So if you’ve been following me previously this will be a slight change of direction, not quite as light-hearted as posts about expat life and foodie reviews but unfortunately i’ve been shittily rebranded by grief so that was me before and this is me after my boyfriend died, after losing the person who I came to rely on most, spent all my time, lived and planned a future with.
As much as i’m nervous putting myself out into the ether and being as honest as I can about the hardest, most traumatic time of my life, writing things down has been a release and as much as i’ve read and listened to whatever I could find on grief the past few months, i’ve found little that I can relate to on losing a boyfriend, which is a particular kind of grief in itself; not only mourning the loss of your person and all the memories and life you did share but also mourning the potential of everything that was to come, the unfulfilled milestones – the engagement, the wedding, the kids and the years of building a future life together that have to be processed, held tight and then let go of. In every way, the worst, I feel, has already happened so if I can share my story to lift myself slightly or comfort someone else who might glean some recognition or validation from it if they’re going through something similar then it’s worth it.
I was woken on the morning of the 25th February by my friend crying, saying ‘Chris is in the pool’. I ran outside to find my love in the swimming pool with an explanation that is frustratingly still inconclusive.
Even now, five months on, it’s the worst feeling to relive those first moments running outside, seeing Chris there, jumping in, lifting his cold body to the surface and trying to bring him back, dredging up any basic knowledge I had of resuscitation whilst trying to quiet my screaming panicked brain to remain calm and clear are seared in my memory with such clarity it’s as if they happened just this morning.

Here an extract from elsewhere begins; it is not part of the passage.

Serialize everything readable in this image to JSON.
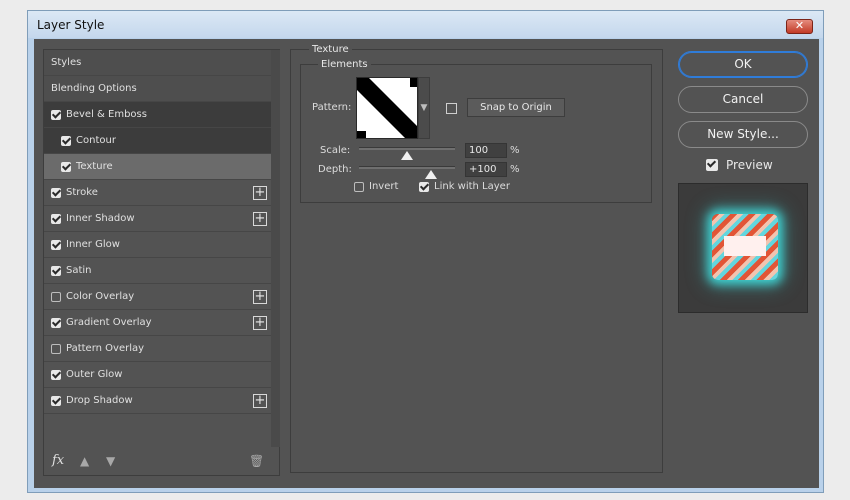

The brain must have some weird self-preservation shutdown mode because what followed when something subconsciously clicked that nothing could be done and that he wasn’t there anymore, without the full weight of that realisation settling on me yet; standing in cold, wet clothes, whilst paramedics were called, I went and had a hot shower, called my mum at what was 4am UK time (no good calls happen at this time) and texted my boss to say I wouldn’t be coming in to work the next day – in hindsight how I moved through this all on autopilot I can’t explain. It’s impossible to understand my thought process for those first minutes and hours. The paramedics and public prosecution arrived to confirm what I already knew. I sat beside him and held his hand until they took him away.
You can have an idea about death and what feelings it might evoke but I hadn’t ever considered the awful practicalities surrounding it, the deadmin that no one else can do but you – calling his mum to tell her that her son, her only child had died; discussing freight options at the Embassy for repatriation and being told to be wary of certain ‘clearance agents’ because they put extra weights in the box to make it more expensive (yes that happened, thank you Middle East) being told by the consulate that there was an issue because I put ‘girlfriend’ on the form and where we lived that didn’t give me any rights to make decisions; the hours on hold and emails back and forth with insurance companies; arranging an open house on Facebook to sell our carefully selected possessions that we’d chosen together and having strangers haggle over a few quid in your living room; calling the shipping company to arrange the packing up of our life which took years to build up, and only a week to pack away into a load of cardboard boxes.
As hideous as that all was, it did keep driving me through the next week and a half until Chris and then I left Bahrain, kept me focused and held the full tumult of what had happened at bay. I’d spent 4 years in Bahrain, arriving alone with a backpack and a suitcase. We’d met there, fallen in love and made a life together, only for me to leave the same way four years later having no idea of the road ahead.